### REQUIRED ACTION
Search the listing below for the word "text" and copy each line where it appears.

#####

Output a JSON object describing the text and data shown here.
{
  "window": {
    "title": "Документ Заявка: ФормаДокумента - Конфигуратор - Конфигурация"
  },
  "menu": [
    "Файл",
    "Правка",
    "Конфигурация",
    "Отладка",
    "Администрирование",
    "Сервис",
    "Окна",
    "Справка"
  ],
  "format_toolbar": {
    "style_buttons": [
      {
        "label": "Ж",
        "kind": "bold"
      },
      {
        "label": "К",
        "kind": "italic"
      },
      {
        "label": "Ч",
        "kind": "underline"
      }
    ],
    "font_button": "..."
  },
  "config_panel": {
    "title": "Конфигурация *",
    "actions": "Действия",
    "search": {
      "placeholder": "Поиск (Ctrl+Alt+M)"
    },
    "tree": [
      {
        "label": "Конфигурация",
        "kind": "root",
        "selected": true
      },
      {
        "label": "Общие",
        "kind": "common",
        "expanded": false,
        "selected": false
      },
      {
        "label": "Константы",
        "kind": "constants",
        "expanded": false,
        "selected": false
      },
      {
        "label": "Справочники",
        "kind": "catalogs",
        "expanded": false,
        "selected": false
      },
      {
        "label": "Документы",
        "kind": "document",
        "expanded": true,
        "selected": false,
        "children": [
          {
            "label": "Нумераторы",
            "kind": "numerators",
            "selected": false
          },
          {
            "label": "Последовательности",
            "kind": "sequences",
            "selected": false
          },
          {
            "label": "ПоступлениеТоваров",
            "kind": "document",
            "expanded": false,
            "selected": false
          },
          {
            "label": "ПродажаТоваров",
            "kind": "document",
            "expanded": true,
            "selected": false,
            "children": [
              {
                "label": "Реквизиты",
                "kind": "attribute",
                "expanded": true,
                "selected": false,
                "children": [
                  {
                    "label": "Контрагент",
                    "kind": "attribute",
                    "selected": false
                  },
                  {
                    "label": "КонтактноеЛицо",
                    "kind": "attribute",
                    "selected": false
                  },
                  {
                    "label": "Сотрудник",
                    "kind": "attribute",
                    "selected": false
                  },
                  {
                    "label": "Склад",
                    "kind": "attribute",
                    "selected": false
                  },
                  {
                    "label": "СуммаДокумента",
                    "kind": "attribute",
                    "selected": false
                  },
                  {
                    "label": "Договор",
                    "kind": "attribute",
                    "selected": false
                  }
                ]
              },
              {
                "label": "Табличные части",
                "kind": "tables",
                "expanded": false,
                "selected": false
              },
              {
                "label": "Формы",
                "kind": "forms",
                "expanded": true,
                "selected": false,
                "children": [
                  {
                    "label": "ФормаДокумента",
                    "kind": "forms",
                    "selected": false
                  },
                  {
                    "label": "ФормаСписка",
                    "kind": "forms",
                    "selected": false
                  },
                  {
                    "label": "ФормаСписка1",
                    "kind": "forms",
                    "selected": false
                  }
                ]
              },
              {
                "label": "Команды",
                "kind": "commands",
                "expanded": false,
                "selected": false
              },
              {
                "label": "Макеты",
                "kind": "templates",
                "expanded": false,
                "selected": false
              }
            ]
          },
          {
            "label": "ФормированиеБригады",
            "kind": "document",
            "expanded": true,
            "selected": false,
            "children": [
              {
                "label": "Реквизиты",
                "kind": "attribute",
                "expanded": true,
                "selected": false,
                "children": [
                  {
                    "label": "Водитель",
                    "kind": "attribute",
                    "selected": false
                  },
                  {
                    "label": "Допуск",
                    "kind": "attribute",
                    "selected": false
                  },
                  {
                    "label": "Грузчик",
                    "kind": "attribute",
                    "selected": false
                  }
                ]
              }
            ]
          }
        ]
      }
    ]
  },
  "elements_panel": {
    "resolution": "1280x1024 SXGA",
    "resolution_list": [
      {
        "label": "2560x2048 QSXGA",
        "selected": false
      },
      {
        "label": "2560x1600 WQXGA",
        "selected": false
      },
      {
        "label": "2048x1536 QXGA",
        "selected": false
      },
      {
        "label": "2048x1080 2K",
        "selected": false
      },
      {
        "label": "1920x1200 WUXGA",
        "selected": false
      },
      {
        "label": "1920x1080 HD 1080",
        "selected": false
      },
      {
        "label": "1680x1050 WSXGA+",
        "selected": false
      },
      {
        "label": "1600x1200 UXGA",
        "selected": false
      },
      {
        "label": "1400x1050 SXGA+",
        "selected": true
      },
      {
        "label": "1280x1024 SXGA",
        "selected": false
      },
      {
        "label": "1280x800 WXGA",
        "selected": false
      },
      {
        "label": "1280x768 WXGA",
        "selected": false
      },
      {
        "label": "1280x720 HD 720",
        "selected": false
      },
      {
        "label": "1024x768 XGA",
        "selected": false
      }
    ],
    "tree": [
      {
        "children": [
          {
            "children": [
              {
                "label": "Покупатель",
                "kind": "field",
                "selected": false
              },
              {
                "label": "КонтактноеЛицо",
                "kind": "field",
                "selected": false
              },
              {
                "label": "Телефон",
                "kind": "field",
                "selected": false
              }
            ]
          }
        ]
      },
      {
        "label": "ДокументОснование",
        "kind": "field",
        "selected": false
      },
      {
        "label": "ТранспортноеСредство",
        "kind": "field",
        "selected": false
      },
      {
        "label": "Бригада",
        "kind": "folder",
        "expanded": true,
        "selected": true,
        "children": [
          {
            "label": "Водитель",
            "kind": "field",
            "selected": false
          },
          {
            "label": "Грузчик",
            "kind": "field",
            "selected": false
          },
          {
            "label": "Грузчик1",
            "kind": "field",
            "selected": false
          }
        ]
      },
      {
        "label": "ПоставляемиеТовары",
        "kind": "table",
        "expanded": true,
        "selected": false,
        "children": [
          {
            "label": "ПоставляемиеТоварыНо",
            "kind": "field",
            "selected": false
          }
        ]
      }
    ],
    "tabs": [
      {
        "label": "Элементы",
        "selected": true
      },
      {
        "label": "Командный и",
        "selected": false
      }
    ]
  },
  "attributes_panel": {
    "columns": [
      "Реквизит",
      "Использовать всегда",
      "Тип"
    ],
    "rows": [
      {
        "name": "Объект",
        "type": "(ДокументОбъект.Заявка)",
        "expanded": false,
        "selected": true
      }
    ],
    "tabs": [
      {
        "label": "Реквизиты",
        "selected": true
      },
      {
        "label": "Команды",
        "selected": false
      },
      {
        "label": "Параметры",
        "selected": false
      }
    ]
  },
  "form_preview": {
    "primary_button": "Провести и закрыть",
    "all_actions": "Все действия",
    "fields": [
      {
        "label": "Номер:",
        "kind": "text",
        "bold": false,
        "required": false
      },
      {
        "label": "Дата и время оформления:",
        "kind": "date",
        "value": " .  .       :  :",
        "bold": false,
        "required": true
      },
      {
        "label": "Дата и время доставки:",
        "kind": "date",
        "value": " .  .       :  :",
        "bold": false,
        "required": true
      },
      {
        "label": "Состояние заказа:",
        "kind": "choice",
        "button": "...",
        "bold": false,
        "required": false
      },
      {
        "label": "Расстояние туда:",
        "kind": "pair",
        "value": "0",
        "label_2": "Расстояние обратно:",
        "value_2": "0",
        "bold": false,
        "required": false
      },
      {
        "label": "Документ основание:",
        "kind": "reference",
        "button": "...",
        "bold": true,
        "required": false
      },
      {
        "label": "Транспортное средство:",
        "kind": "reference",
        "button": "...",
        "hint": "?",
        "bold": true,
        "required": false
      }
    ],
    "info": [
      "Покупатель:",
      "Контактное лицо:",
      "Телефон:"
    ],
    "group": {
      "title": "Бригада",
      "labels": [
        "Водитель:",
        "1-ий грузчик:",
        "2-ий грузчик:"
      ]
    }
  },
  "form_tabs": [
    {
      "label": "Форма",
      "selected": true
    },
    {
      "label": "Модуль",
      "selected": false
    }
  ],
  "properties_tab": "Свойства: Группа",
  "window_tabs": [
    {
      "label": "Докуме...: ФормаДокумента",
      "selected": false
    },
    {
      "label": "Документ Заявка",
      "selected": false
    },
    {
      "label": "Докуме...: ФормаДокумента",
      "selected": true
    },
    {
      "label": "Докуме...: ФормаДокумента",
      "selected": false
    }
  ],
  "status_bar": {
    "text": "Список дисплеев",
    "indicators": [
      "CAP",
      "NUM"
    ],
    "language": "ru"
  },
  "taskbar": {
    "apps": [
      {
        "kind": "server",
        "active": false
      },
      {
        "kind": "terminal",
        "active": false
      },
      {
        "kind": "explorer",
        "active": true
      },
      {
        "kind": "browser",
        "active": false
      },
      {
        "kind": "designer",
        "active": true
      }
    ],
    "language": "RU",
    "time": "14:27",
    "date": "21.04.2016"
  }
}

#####

### RESULT BELOW
Output a JSON object describing the text and data shown here.
        "kind": "text",
    "text": "Список дисплеев",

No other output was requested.